Dawsey resides on Guernsey, one of the Channel Islands, where he is part of “The Guernsey Literary and Potato Peel Pie Society.” A prologue in the film reveals that the society was formed five years earlier during the German occupation when Dawsey and his friends make up the unusually-named book-reading group on the spot when stopped by the Nazis after breaking curfew. They’ve met every Friday night since and become firm friends.

After exchanging some letters with Dawsey, Juliet becomes fascinated by the Guernsey society and decides to travel to the island to meet with them – just to complicate things a bit more, her wealthy American boyfriend Mark Reynolds (Glenn Powell) proposes to her just as she’s getting on the ferry (sneaky move).

Shortly after arriving, Juliet meets the members of the society where she is treated as a great celebrity by the members: Amelia Maugery (Penelope Wilton), Isola Pribbey (Katherine Parkinson), Eben Ramsey (Tom Courtenay), and Eben’s young grandson, Eli (Kit Connor), as well as Dawsey Adams. The members tell Juliet that Elizabeth (Jessica Brown Findlay), who founded the group that fateful night in 1941, is overseas.

The rest of the film plays out gradually as Juliet uncovers more and more of the society’s story, particularly the circumstances around the mysterious absence of Elizabeth, with whom Dawsey (apparently) has a little girl called Kit. As you might expect, there’s more to Guernsey society than meets the eye, and Juliet soon finds herself fully invested in all of them, especially Dawsey, with whom she quickly falls in love.

The things I liked

First up, the cast is great. Lily James’ star continues to rise, and she’s well-worth her leading role credit here, playing an intelligent, compassionate young woman who you can’t help rooting for throughout. Wilton is fantastic as the troubled Amelia, doing her best to steal every scene she’s in with her intensity and brokenness; Courtenay balances her nicely as the warm, pleasant Eden, and I was thrilled to see Parkinson put in a subtle performance as the damaged and lonely Isola (I’m a huge IT Crowd fan and it was great to see Parkinson stretch her acting muscles some more here).

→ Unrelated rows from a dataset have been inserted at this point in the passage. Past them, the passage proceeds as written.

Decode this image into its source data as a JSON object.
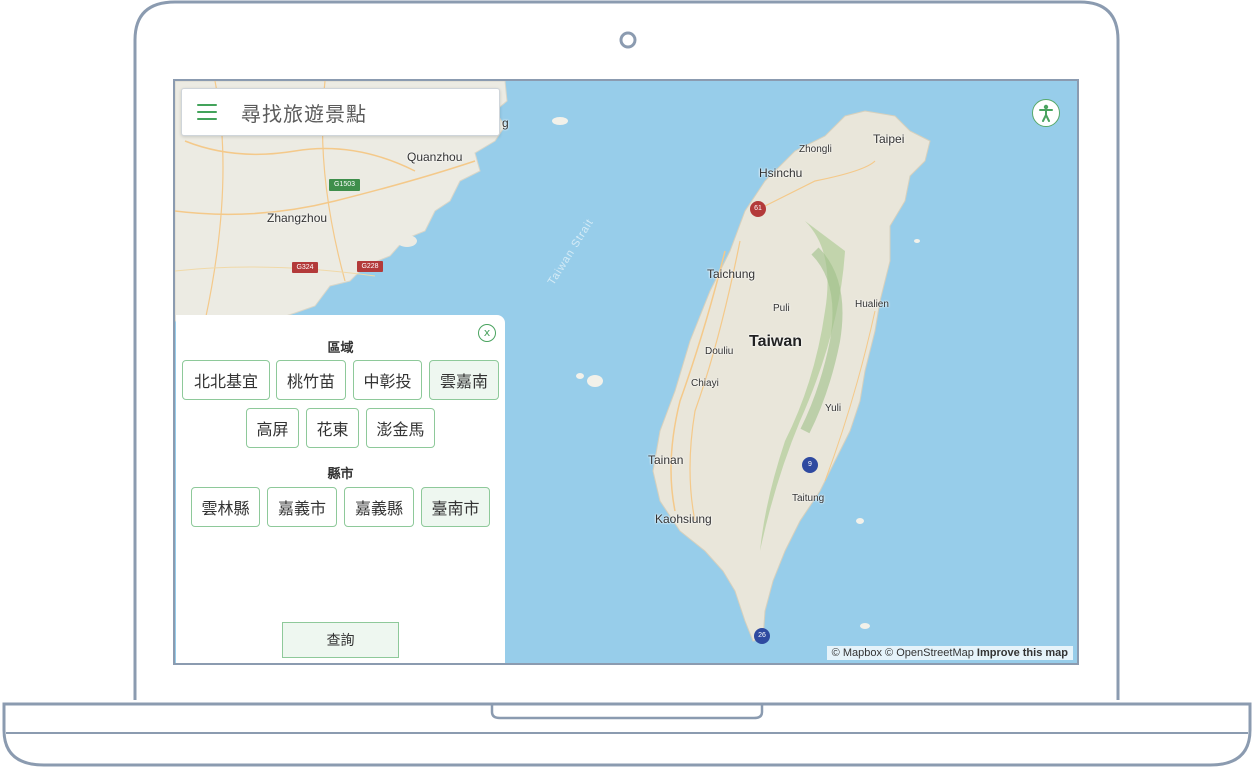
{
  "search": {
    "title": "尋找旅遊景點"
  },
  "map": {
    "labels": {
      "quanzhou": "Quanzhou",
      "zhangzhou": "Zhangzhou",
      "taipei": "Taipei",
      "zhongli": "Zhongli",
      "hsinchu": "Hsinchu",
      "taichung": "Taichung",
      "puli": "Puli",
      "hualien": "Hualien",
      "taiwan": "Taiwan",
      "douliu": "Douliu",
      "chiayi": "Chiayi",
      "yuli": "Yuli",
      "tainan": "Tainan",
      "taitung": "Taitung",
      "kaohsiung": "Kaohsiung",
      "strait": "Taiwan Strait",
      "partial_g": "g"
    },
    "shields": {
      "g1503": "G1503",
      "g324": "G324",
      "g228": "G228",
      "r61": "61",
      "r9": "9",
      "r26": "26"
    },
    "attribution": {
      "mapbox": "© Mapbox",
      "osm": "© OpenStreetMap",
      "improve": "Improve this map"
    }
  },
  "panel": {
    "close_icon": "close-icon",
    "region_label": "區域",
    "regions": [
      "北北基宜",
      "桃竹苗",
      "中彰投",
      "雲嘉南",
      "高屏",
      "花東",
      "澎金馬"
    ],
    "active_region": "雲嘉南",
    "county_label": "縣市",
    "counties": [
      "雲林縣",
      "嘉義市",
      "嘉義縣",
      "臺南市"
    ],
    "active_county": "臺南市",
    "query_label": "查詢"
  }
}
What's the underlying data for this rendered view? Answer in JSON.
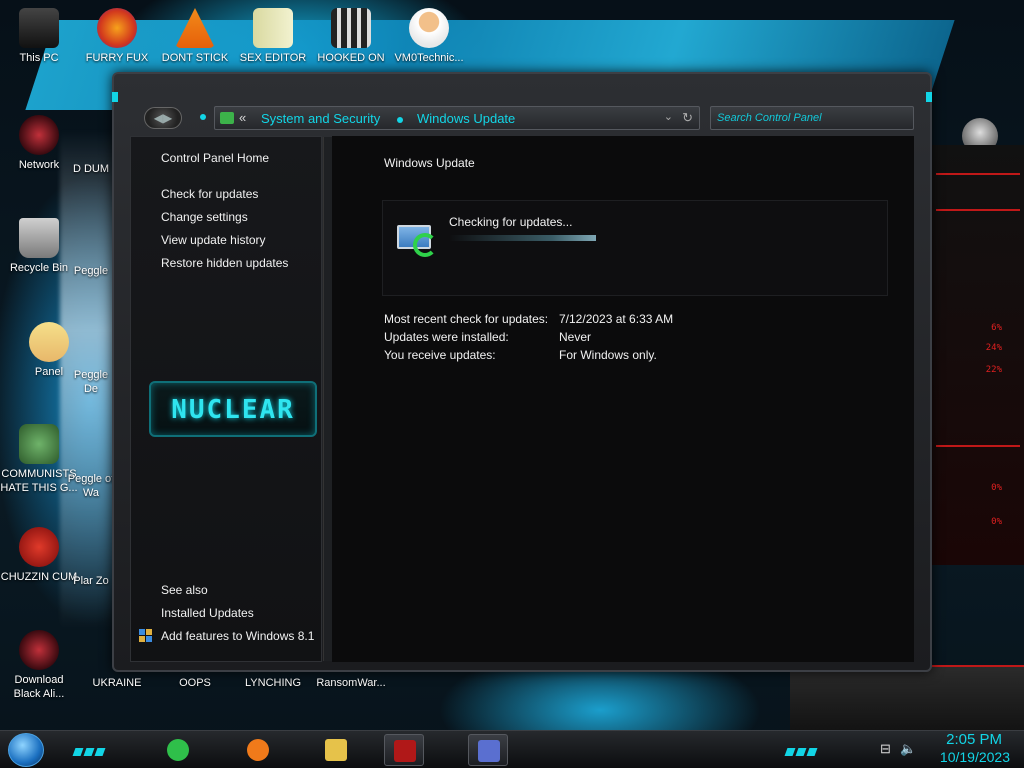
{
  "desktop": {
    "icons_top": [
      {
        "label": "This PC"
      },
      {
        "label": "FURRY FUX"
      },
      {
        "label": "DONT STICK"
      },
      {
        "label": "SEX EDITOR"
      },
      {
        "label": "HOOKED ON"
      },
      {
        "label": "VM0Technic..."
      }
    ],
    "icons_left": [
      {
        "label": "Network"
      },
      {
        "label": "Recycle Bin"
      },
      {
        "label": "Panel"
      },
      {
        "label": "COMMUNISTS HATE THIS G..."
      },
      {
        "label": "CHUZZIN CUM"
      },
      {
        "label": "Download Black Ali..."
      }
    ],
    "icons_second_col": [
      {
        "label": "D DUM"
      },
      {
        "label": "Peggle"
      },
      {
        "label": "Peggle De"
      },
      {
        "label": "Peggle of Wa"
      },
      {
        "label": "Plar Zo"
      },
      {
        "label": "UKRAINE"
      }
    ],
    "icons_bottom": [
      {
        "label": "OOPS"
      },
      {
        "label": "LYNCHING"
      },
      {
        "label": "RansomWar..."
      }
    ],
    "gadget_pcts": [
      "6%",
      "24%",
      "22%",
      "0%",
      "0%"
    ]
  },
  "window": {
    "breadcrumb": [
      "System and Security",
      "Windows Update"
    ],
    "back_glyph": "«",
    "search_placeholder": "Search Control Panel",
    "left_pane": {
      "home": "Control Panel Home",
      "links": [
        "Check for updates",
        "Change settings",
        "View update history",
        "Restore hidden updates"
      ],
      "logo_text": "NUCLEAR",
      "see_also_heading": "See also",
      "see_also_links": [
        "Installed Updates",
        "Add features to Windows 8.1"
      ]
    },
    "content": {
      "title": "Windows Update",
      "status": "Checking for updates...",
      "progress_fraction": 0.35,
      "info": [
        {
          "label": "Most recent check for updates:",
          "value": "7/12/2023 at 6:33 AM"
        },
        {
          "label": "Updates were installed:",
          "value": "Never"
        },
        {
          "label": "You receive updates:",
          "value": "For Windows only."
        }
      ]
    }
  },
  "taskbar": {
    "apps": [
      {
        "name": "notes-app-icon",
        "color": "#2fbf4a"
      },
      {
        "name": "firefox-icon",
        "color": "#f07a1a"
      },
      {
        "name": "file-explorer-icon",
        "color": "#e6c24a"
      },
      {
        "name": "app-window-icon",
        "color": "#b01818"
      },
      {
        "name": "control-panel-icon",
        "color": "#5a6fd0"
      }
    ],
    "time": "2:05 PM",
    "date": "10/19/2023"
  },
  "colors": {
    "accent": "#12d5e6",
    "alert_red": "#c01818"
  }
}
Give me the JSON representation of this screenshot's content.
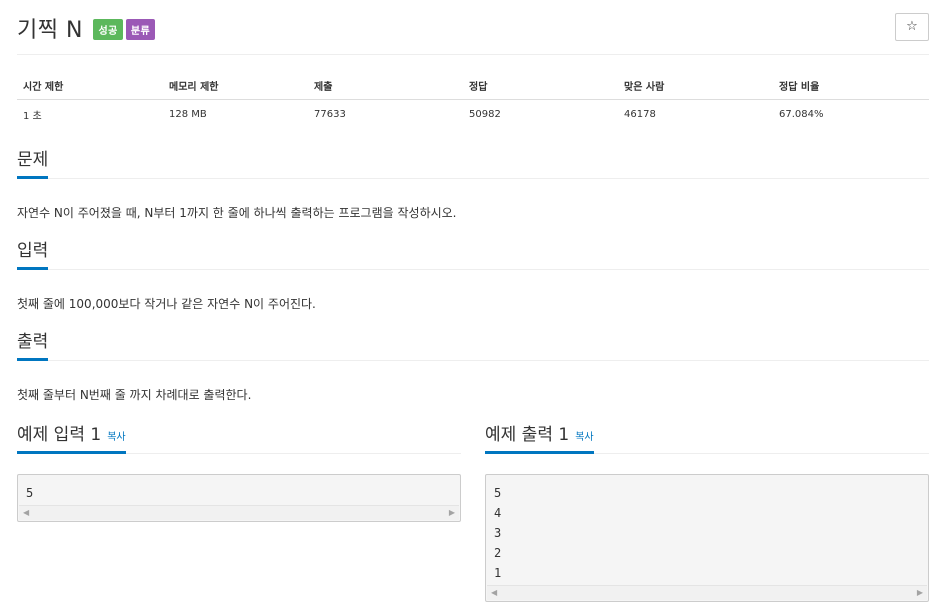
{
  "problem": {
    "title": "기찍 N",
    "labels": {
      "success": "성공",
      "tag": "분류"
    },
    "star_icon": "☆"
  },
  "info_table": {
    "headers": [
      "시간 제한",
      "메모리 제한",
      "제출",
      "정답",
      "맞은 사람",
      "정답 비율"
    ],
    "values": [
      "1 초",
      "128 MB",
      "77633",
      "50982",
      "46178",
      "67.084%"
    ]
  },
  "sections": {
    "description": {
      "title": "문제",
      "text": "자연수 N이 주어졌을 때, N부터 1까지 한 줄에 하나씩 출력하는 프로그램을 작성하시오."
    },
    "input": {
      "title": "입력",
      "text": "첫째 줄에 100,000보다 작거나 같은 자연수 N이 주어진다."
    },
    "output": {
      "title": "출력",
      "text": "첫째 줄부터 N번째 줄 까지 차례대로 출력한다."
    }
  },
  "samples": {
    "copy_label": "복사",
    "input": {
      "title": "예제 입력 1",
      "lines": [
        "5"
      ]
    },
    "output": {
      "title": "예제 출력 1",
      "lines": [
        "5",
        "4",
        "3",
        "2",
        "1"
      ]
    }
  },
  "scroll_icons": {
    "left": "◀",
    "right": "▶"
  },
  "colors": {
    "accent": "#0076c0",
    "success": "#5cb85c",
    "tag": "#9b59b6"
  }
}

Mike Newell’s direction is understated but effective. His wide, establishing shots of beautiful Guernsey made me want to hop on the next boat there, and his subtle use of tone and light works nicely in the back of your perception of the narrative – of course, it’s a historical drama so there was never going to be anything overly flashy about it. I felt the pace of the film carries you along gently as you follow Juliet’s story.

The things that could have been better

Michiel Huisman’s performance is understated as the reserved Dawsey, but I think he holds back a little too much. While there is definite chemistry between him and Juliet, I didn’t quite believe that she would fall for him in such a short time, even ditching her fiancé in the process (the poor lad didn’t deserve it).

While the film is never boring, it sometimes lacks a little bit of humour or zest in the writing. There was scope there somewhere to have a comic relief character to lighten things up a bit (within reason, of course, in a film with such sensitive subject material) and some of the characters deserved more development. I would have liked to have seen a bit more closure around Elizabeth, and the final act felt slightly rushed and formulaic. These are very minor gripes, though.

The bottom line

Guernsey is a pleasant viewing experience. It deals with the tough historical subject matter in a way that can be absorbed easily – this is a film that successfully balances a narrative featuring menacing Nazi occupation with picturesque island farm life, all carried by a strong lead in Lily James.

Even if you don’t normally go for films in this genre, give this one a go. It’s worth the watch, and you’ll certainly pick up a bit more wartime history knowledge along the way, as I did!

Verdict: 4 out of 5 stars (4 / 5)